Exercise instructions
For the string "installed", report how many lines in the records below contain it, and nothing more.

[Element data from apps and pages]
________________________
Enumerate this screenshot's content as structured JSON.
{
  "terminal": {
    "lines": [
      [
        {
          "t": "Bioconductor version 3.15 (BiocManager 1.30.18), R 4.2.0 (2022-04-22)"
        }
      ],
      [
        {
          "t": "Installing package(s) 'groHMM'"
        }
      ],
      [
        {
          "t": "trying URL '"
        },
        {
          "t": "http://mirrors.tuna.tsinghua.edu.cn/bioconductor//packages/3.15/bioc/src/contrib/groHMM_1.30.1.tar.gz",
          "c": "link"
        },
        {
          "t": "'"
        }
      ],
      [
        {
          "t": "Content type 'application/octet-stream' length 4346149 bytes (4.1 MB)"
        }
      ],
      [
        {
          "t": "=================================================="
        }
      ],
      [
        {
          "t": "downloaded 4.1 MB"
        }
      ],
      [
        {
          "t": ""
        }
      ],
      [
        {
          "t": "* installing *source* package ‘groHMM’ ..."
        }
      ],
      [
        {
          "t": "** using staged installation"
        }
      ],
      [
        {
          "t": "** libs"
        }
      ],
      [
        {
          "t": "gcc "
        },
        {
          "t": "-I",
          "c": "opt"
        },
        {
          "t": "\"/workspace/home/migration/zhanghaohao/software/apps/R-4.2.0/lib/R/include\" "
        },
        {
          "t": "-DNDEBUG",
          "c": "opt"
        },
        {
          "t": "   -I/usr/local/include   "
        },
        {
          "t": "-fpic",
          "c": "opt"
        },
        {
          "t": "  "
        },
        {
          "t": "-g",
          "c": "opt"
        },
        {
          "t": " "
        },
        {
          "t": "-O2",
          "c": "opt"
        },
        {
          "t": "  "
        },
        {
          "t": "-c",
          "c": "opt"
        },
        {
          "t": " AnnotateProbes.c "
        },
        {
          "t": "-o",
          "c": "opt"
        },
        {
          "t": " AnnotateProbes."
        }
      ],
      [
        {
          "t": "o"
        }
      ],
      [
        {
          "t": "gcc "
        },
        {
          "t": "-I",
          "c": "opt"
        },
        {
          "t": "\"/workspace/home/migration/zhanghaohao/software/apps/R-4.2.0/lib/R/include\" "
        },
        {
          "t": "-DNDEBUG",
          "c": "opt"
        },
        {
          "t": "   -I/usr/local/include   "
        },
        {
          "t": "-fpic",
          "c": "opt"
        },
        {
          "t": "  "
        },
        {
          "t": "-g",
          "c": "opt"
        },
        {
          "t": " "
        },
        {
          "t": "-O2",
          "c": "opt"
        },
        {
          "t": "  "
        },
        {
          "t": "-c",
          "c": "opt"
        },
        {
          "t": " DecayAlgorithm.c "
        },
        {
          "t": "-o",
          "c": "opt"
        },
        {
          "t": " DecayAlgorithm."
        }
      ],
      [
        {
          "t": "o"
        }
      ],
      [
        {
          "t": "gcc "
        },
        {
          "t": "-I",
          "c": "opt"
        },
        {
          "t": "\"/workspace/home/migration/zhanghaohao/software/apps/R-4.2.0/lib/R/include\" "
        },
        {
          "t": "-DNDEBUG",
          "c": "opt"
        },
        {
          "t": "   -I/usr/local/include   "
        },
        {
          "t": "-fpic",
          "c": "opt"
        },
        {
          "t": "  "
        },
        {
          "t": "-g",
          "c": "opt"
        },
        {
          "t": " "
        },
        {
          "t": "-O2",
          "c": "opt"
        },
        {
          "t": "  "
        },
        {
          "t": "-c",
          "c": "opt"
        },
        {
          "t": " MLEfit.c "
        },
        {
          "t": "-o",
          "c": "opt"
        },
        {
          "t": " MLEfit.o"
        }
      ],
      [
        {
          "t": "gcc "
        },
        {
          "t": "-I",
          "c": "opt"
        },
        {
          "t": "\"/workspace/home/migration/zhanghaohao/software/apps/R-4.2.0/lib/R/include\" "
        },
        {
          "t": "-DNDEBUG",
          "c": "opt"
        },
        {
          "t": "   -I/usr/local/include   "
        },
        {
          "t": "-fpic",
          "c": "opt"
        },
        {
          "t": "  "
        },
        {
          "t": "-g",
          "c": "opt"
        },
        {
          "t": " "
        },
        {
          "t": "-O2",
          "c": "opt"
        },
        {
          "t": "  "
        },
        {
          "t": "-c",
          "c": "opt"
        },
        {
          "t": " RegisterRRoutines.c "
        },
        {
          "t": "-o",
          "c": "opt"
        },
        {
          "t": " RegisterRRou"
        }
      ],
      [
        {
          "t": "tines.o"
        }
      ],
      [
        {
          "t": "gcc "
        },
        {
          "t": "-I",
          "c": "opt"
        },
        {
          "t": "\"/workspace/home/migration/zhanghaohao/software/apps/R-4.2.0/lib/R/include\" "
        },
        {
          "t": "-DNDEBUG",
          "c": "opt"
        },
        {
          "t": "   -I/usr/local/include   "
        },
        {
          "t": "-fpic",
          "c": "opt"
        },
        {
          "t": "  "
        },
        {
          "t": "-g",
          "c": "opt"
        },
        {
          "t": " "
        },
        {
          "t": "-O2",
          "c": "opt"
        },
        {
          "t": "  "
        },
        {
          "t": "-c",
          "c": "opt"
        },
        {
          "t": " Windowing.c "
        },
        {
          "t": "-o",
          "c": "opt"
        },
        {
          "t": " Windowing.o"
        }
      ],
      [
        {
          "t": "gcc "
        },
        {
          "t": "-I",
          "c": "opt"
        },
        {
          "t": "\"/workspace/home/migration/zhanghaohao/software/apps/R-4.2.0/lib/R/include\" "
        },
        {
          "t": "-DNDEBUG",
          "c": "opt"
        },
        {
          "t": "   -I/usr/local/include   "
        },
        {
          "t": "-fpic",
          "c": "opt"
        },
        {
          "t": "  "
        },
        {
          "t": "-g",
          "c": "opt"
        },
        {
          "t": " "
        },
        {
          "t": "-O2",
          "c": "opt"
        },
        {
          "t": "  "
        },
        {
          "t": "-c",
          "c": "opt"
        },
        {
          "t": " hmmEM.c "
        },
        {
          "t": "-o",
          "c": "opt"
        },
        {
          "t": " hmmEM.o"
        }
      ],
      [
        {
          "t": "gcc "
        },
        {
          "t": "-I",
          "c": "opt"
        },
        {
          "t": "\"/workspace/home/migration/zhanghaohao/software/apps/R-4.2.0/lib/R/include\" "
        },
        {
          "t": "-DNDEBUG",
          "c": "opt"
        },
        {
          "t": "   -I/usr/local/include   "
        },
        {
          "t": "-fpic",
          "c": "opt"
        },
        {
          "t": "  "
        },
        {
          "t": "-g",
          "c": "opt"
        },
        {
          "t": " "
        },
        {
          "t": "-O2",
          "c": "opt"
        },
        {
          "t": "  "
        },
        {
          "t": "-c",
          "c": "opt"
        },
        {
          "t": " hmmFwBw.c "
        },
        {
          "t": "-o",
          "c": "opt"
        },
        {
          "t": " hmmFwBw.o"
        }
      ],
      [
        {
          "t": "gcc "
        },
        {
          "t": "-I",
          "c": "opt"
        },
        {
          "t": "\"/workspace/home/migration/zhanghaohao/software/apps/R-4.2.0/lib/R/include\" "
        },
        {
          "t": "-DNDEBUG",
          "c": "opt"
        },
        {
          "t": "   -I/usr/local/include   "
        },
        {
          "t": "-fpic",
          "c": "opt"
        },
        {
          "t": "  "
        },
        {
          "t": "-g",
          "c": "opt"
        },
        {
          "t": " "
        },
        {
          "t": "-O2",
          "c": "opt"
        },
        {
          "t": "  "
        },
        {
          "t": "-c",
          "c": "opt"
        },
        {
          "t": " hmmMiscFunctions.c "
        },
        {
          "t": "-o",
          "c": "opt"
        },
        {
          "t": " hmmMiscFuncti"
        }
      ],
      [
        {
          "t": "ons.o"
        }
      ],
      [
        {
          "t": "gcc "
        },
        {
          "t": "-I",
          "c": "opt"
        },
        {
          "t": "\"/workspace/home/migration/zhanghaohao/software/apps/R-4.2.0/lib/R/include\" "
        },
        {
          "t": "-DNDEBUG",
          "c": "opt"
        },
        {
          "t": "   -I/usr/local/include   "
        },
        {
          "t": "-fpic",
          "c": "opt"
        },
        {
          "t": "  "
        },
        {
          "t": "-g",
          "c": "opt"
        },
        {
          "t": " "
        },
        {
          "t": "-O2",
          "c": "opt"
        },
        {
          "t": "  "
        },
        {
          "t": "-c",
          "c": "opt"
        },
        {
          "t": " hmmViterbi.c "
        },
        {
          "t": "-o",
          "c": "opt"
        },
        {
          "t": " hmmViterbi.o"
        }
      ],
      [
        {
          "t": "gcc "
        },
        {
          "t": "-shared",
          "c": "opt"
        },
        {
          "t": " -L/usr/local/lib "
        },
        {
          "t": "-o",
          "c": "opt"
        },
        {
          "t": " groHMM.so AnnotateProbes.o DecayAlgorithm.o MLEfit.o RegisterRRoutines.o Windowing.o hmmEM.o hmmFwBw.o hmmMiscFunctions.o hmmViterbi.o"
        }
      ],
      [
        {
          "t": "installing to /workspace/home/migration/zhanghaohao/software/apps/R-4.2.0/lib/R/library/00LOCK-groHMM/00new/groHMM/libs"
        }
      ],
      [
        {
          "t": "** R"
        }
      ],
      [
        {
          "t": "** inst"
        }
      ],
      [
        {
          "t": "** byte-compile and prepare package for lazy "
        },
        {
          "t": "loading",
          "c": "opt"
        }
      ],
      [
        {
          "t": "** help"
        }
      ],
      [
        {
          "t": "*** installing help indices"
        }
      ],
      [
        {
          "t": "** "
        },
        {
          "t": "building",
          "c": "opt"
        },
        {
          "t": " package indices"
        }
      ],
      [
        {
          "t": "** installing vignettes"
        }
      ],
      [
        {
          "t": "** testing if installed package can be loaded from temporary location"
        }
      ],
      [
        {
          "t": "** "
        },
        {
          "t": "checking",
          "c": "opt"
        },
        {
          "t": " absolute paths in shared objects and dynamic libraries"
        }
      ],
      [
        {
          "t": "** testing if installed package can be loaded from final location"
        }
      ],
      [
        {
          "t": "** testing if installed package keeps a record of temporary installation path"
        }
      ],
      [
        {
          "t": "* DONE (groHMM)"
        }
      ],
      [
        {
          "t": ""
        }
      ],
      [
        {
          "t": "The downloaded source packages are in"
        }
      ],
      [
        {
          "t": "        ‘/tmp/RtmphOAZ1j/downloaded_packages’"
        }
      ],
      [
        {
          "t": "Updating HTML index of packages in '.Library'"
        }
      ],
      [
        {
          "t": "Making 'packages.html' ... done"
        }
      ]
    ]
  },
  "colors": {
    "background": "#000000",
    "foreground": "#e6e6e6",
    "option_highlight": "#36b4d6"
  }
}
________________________
Result below
3